» Entries from a dataset of interfaces
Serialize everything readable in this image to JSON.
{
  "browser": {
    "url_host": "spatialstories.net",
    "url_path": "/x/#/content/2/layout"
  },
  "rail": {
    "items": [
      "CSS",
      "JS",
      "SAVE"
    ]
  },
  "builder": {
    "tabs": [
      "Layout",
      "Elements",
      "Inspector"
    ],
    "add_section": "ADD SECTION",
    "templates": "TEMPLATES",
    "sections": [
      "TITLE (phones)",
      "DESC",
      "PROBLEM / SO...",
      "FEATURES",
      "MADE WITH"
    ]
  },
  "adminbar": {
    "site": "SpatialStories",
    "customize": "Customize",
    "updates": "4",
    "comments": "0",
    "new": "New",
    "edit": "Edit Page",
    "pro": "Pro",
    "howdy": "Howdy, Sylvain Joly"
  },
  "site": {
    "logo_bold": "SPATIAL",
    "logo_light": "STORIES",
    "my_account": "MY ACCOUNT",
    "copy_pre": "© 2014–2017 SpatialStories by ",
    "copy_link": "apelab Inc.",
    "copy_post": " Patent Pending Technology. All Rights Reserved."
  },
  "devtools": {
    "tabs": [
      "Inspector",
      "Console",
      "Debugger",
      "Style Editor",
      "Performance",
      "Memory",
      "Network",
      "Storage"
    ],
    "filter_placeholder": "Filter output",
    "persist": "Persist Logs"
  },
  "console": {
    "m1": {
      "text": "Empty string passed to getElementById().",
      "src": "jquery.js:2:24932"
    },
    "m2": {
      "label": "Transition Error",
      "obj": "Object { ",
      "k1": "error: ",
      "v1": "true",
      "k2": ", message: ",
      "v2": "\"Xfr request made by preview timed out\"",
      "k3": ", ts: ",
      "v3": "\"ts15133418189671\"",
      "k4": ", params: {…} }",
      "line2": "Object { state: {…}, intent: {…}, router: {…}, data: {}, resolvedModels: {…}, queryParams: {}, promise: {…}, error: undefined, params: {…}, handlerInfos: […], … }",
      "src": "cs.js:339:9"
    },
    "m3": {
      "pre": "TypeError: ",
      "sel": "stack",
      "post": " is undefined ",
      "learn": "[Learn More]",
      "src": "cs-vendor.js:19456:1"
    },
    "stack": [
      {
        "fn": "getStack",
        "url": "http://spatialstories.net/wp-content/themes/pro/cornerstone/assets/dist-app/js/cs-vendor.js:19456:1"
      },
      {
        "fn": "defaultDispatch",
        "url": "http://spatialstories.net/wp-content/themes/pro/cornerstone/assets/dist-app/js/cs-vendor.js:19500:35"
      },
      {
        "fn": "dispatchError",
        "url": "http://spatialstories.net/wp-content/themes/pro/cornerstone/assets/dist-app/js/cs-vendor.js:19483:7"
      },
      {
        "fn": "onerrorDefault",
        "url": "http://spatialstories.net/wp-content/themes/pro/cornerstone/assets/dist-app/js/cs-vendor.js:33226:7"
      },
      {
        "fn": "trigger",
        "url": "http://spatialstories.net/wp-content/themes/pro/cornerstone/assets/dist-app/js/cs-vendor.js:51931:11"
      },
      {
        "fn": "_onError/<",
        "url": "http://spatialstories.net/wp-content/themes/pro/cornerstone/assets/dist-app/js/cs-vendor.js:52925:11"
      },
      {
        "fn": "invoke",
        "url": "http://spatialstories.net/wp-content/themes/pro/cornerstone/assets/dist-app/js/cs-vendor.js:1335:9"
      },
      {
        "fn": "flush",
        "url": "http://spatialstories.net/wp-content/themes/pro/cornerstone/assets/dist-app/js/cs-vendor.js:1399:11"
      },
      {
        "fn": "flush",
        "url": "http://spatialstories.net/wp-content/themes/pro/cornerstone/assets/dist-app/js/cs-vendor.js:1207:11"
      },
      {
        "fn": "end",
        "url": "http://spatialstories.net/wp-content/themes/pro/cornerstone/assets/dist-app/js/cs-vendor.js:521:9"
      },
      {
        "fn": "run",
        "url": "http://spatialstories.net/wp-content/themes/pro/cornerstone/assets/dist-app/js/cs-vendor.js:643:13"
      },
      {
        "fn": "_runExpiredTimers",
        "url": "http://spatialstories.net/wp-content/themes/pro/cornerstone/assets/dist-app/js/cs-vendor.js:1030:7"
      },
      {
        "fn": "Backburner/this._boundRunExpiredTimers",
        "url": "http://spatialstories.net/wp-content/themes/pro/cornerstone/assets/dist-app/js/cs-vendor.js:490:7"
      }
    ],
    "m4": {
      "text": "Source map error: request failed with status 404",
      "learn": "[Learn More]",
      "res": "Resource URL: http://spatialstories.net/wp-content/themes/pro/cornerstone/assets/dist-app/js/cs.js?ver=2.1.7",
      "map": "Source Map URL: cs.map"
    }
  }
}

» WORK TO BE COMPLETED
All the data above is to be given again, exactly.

» RESULT OF THE TASK
Serialize everything readable in this image to JSON.
{
  "browser": {
    "url_host": "spatialstories.net",
    "url_path": "/x/#/content/2/layout"
  },
  "rail": {
    "items": [
      "CSS",
      "JS",
      "SAVE"
    ]
  },
  "builder": {
    "tabs": [
      "Layout",
      "Elements",
      "Inspector"
    ],
    "add_section": "ADD SECTION",
    "templates": "TEMPLATES",
    "sections": [
      "TITLE (phones)",
      "DESC",
      "PROBLEM / SO...",
      "FEATURES",
      "MADE WITH"
    ]
  },
  "adminbar": {
    "site": "SpatialStories",
    "customize": "Customize",
    "updates": "4",
    "comments": "0",
    "new": "New",
    "edit": "Edit Page",
    "pro": "Pro",
    "howdy": "Howdy, Sylvain Joly"
  },
  "site": {
    "logo_bold": "SPATIAL",
    "logo_light": "STORIES",
    "my_account": "MY ACCOUNT",
    "copy_pre": "© 2014–2017 SpatialStories by ",
    "copy_link": "apelab Inc.",
    "copy_post": " Patent Pending Technology. All Rights Reserved."
  },
  "devtools": {
    "tabs": [
      "Inspector",
      "Console",
      "Debugger",
      "Style Editor",
      "Performance",
      "Memory",
      "Network",
      "Storage"
    ],
    "filter_placeholder": "Filter output",
    "persist": "Persist Logs"
  },
  "console": {
    "m1": {
      "text": "Empty string passed to getElementById().",
      "src": "jquery.js:2:24932"
    },
    "m2": {
      "label": "Transition Error",
      "obj": "Object { ",
      "k1": "error: ",
      "v1": "true",
      "k2": ", message: ",
      "v2": "\"Xfr request made by preview timed out\"",
      "k3": ", ts: ",
      "v3": "\"ts15133418189671\"",
      "k4": ", params: {…} }",
      "line2": "Object { state: {…}, intent: {…}, router: {…}, data: {}, resolvedModels: {…}, queryParams: {}, promise: {…}, error: undefined, params: {…}, handlerInfos: […], … }",
      "src": "cs.js:339:9"
    },
    "m3": {
      "pre": "TypeError: ",
      "sel": "stack",
      "post": " is undefined ",
      "learn": "[Learn More]",
      "src": "cs-vendor.js:19456:1"
    },
    "stack": [
      {
        "fn": "getStack",
        "url": "http://spatialstories.net/wp-content/themes/pro/cornerstone/assets/dist-app/js/cs-vendor.js:19456:1"
      },
      {
        "fn": "defaultDispatch",
        "url": "http://spatialstories.net/wp-content/themes/pro/cornerstone/assets/dist-app/js/cs-vendor.js:19500:35"
      },
      {
        "fn": "dispatchError",
        "url": "http://spatialstories.net/wp-content/themes/pro/cornerstone/assets/dist-app/js/cs-vendor.js:19483:7"
      },
      {
        "fn": "onerrorDefault",
        "url": "http://spatialstories.net/wp-content/themes/pro/cornerstone/assets/dist-app/js/cs-vendor.js:33226:7"
      },
      {
        "fn": "trigger",
        "url": "http://spatialstories.net/wp-content/themes/pro/cornerstone/assets/dist-app/js/cs-vendor.js:51931:11"
      },
      {
        "fn": "_onError/<",
        "url": "http://spatialstories.net/wp-content/themes/pro/cornerstone/assets/dist-app/js/cs-vendor.js:52925:11"
      },
      {
        "fn": "invoke",
        "url": "http://spatialstories.net/wp-content/themes/pro/cornerstone/assets/dist-app/js/cs-vendor.js:1335:9"
      },
      {
        "fn": "flush",
        "url": "http://spatialstories.net/wp-content/themes/pro/cornerstone/assets/dist-app/js/cs-vendor.js:1399:11"
      },
      {
        "fn": "flush",
        "url": "http://spatialstories.net/wp-content/themes/pro/cornerstone/assets/dist-app/js/cs-vendor.js:1207:11"
      },
      {
        "fn": "end",
        "url": "http://spatialstories.net/wp-content/themes/pro/cornerstone/assets/dist-app/js/cs-vendor.js:521:9"
      },
      {
        "fn": "run",
        "url": "http://spatialstories.net/wp-content/themes/pro/cornerstone/assets/dist-app/js/cs-vendor.js:643:13"
      },
      {
        "fn": "_runExpiredTimers",
        "url": "http://spatialstories.net/wp-content/themes/pro/cornerstone/assets/dist-app/js/cs-vendor.js:1030:7"
      },
      {
        "fn": "Backburner/this._boundRunExpiredTimers",
        "url": "http://spatialstories.net/wp-content/themes/pro/cornerstone/assets/dist-app/js/cs-vendor.js:490:7"
      }
    ],
    "m4": {
      "text": "Source map error: request failed with status 404",
      "learn": "[Learn More]",
      "res": "Resource URL: http://spatialstories.net/wp-content/themes/pro/cornerstone/assets/dist-app/js/cs.js?ver=2.1.7",
      "map": "Source Map URL: cs.map"
    }
  }
}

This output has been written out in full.